■ TASK MATERIAL:
+ + + + +
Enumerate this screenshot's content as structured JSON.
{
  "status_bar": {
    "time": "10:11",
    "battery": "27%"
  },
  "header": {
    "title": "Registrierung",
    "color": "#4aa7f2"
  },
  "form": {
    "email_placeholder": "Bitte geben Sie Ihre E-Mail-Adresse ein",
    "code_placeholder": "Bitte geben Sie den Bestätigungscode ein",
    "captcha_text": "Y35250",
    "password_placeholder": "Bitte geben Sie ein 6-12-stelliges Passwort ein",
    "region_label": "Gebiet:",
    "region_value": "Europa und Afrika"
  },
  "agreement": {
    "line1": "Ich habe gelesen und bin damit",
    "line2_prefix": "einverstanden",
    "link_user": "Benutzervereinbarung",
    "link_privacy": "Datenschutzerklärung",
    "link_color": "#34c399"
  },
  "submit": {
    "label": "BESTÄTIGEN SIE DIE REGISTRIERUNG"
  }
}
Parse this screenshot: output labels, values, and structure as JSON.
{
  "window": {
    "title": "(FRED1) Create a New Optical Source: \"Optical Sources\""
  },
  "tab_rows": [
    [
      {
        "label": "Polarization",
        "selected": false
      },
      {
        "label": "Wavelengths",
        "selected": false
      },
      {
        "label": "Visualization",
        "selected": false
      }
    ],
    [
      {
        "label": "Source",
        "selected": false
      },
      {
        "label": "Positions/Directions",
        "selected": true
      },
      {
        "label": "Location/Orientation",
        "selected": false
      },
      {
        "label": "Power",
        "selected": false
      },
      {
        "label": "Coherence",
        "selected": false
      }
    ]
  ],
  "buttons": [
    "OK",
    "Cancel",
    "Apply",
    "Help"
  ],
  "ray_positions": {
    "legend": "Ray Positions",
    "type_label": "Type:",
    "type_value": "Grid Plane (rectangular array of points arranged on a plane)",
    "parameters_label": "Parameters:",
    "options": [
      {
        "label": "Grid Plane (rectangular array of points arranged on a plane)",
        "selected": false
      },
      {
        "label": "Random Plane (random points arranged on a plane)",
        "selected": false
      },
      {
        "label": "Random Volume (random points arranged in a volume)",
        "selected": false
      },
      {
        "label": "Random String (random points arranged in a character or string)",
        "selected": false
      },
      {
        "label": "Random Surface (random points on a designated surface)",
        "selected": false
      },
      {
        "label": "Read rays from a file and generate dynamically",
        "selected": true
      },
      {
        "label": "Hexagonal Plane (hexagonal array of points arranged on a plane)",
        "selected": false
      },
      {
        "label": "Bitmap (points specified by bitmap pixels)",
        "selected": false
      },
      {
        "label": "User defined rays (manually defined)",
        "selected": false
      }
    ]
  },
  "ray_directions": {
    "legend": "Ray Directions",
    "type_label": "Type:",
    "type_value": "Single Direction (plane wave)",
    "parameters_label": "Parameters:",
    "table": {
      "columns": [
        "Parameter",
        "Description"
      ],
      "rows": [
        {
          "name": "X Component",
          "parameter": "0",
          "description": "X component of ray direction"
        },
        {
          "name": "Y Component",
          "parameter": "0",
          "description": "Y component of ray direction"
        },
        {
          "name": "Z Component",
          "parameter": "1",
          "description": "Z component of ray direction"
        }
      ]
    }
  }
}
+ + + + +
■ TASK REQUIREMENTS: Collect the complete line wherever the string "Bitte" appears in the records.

■ SOLUTION TO THE PROBLEM:
    "email_placeholder": "Bitte geben Sie Ihre E-Mail-Adresse ein",
    "code_placeholder": "Bitte geben Sie den Bestätigungscode ein",
    "password_placeholder": "Bitte geben Sie ein 6-12-stelliges Passwort ein",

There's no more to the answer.